### YOUR GOAL
Using the material that follows, identify and copy each line with the string "Marc".

::: INPUT FOR THIS TASK :::

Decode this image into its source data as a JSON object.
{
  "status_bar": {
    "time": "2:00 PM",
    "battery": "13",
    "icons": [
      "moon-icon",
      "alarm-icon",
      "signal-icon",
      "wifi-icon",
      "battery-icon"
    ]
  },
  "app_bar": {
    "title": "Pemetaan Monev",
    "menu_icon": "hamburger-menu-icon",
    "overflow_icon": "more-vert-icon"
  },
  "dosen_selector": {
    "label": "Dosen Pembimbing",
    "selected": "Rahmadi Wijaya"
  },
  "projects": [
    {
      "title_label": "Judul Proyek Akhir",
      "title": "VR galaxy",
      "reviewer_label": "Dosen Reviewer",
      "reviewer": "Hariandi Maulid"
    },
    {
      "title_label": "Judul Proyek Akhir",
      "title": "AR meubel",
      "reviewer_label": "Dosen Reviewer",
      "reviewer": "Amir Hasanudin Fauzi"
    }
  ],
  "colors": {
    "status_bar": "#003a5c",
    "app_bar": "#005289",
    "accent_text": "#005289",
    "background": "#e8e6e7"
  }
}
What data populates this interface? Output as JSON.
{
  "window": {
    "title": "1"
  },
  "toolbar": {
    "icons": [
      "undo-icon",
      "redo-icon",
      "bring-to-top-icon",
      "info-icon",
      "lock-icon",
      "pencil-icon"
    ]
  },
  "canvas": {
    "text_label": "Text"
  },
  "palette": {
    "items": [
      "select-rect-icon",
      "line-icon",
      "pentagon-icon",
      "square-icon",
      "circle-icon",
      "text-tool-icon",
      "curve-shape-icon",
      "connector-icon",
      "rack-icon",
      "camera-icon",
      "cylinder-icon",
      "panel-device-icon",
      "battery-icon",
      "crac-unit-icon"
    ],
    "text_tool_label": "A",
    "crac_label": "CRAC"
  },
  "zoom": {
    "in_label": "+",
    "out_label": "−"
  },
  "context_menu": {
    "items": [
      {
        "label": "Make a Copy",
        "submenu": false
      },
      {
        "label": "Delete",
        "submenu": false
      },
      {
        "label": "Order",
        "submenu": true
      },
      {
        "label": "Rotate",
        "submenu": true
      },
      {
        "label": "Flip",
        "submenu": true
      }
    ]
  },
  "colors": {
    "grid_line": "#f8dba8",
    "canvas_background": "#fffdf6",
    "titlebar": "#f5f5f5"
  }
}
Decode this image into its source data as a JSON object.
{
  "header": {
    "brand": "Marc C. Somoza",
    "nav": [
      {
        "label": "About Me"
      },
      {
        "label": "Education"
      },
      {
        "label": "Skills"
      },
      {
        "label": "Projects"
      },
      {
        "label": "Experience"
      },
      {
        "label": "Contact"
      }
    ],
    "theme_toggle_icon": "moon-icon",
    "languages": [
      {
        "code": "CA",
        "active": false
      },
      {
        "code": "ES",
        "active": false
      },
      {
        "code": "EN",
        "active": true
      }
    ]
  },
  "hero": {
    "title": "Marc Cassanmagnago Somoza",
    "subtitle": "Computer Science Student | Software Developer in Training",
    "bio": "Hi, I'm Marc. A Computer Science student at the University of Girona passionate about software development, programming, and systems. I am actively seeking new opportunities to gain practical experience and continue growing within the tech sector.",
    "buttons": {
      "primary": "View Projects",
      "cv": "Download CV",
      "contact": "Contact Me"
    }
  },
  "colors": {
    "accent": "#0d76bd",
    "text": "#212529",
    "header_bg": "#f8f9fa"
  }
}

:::

### SOLVED EXERCISE
    "brand": "Marc C. Somoza",
    "title": "Marc Cassanmagnago Somoza",
    "bio": "Hi, I'm Marc. A Computer Science student at the University of Girona passionate about software development, programming, and systems. I am actively seeking new opportunities to gain practical experience and continue growing within the tech sector.",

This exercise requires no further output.